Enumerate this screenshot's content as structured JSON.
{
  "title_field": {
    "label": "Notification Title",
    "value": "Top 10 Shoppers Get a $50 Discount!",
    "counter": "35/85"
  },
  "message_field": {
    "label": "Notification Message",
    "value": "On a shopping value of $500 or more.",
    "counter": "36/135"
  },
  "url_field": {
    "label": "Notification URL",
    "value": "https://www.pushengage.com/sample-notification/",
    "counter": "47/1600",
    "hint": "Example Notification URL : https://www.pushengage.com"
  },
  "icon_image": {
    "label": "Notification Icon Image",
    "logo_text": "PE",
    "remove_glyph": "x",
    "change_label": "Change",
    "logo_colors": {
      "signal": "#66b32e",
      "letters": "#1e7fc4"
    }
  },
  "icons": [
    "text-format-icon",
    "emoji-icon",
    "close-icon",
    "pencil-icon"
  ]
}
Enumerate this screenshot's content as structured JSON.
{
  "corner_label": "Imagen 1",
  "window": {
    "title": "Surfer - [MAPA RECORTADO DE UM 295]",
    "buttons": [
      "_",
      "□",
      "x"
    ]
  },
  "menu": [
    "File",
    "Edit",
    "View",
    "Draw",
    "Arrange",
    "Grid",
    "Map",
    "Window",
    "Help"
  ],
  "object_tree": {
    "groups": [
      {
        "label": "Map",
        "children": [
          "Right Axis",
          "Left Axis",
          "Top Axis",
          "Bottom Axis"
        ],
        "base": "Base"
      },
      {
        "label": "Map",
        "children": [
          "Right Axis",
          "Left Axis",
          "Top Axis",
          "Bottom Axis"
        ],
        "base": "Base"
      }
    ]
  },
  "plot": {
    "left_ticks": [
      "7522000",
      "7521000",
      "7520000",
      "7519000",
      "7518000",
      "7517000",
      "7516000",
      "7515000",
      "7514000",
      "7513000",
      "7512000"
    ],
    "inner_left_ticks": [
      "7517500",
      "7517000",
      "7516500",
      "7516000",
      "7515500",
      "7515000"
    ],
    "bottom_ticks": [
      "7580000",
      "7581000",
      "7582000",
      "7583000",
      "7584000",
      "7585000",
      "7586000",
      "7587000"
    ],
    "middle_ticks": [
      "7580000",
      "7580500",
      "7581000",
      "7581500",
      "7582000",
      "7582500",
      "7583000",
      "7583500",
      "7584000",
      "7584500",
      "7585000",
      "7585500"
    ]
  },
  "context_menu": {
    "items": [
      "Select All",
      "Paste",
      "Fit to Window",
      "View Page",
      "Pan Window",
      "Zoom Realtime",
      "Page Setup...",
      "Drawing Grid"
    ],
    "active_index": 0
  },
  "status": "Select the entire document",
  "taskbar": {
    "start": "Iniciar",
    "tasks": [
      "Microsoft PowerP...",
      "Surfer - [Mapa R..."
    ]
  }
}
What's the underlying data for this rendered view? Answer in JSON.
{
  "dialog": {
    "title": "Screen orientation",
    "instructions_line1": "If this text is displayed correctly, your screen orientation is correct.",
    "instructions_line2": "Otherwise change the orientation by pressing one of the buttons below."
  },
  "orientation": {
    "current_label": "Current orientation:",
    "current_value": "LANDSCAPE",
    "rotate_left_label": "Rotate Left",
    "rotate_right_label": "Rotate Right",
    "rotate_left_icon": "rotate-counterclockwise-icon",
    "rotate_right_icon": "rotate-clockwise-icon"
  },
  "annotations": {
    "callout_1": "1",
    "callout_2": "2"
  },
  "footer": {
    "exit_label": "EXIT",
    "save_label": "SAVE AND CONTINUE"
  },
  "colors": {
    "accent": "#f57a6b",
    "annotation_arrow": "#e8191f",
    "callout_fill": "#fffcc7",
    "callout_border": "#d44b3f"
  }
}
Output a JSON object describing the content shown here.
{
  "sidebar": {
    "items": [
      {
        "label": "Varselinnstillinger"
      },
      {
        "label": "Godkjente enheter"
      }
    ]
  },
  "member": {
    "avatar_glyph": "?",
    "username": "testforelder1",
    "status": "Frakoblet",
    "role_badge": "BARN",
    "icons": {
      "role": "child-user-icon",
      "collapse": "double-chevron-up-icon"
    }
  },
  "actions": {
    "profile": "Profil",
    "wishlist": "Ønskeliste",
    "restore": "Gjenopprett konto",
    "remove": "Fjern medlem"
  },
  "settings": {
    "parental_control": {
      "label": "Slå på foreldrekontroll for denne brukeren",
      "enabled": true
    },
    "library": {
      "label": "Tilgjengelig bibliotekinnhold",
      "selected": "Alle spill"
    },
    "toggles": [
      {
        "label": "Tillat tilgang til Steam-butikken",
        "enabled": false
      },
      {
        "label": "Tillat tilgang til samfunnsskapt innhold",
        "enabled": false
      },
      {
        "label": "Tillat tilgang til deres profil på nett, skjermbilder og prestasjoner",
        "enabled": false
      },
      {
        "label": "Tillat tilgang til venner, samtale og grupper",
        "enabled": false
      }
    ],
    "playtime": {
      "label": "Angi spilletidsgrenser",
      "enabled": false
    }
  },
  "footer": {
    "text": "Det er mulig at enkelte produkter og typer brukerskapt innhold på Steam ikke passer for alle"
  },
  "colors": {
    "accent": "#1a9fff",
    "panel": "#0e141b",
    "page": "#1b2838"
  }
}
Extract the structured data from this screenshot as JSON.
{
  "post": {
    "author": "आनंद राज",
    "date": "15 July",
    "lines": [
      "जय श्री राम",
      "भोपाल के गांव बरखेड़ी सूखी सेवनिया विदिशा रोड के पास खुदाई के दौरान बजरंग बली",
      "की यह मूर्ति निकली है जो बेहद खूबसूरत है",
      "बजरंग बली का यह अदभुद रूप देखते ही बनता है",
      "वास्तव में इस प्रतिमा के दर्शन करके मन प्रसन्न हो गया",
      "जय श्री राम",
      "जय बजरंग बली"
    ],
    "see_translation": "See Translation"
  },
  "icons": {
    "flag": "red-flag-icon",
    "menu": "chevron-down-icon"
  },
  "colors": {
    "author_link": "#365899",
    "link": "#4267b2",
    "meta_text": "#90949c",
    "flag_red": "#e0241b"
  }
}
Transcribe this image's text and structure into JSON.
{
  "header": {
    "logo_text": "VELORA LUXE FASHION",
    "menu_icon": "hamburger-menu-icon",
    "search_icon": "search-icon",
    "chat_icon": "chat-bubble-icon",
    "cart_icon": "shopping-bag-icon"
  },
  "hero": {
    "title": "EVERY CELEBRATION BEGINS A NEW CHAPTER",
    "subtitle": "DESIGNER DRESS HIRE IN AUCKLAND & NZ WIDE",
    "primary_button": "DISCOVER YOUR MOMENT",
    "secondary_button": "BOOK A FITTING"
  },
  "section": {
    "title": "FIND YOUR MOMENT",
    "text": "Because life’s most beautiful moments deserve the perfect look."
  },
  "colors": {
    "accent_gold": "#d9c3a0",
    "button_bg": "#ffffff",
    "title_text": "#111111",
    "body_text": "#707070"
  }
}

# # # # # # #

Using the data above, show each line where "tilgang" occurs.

        "label": "Tillat tilgang til Steam-butikken",
        "label": "Tillat tilgang til samfunnsskapt innhold",
        "label": "Tillat tilgang til deres profil på nett, skjermbilder og prestasjoner",
        "label": "Tillat tilgang til venner, samtale og grupper",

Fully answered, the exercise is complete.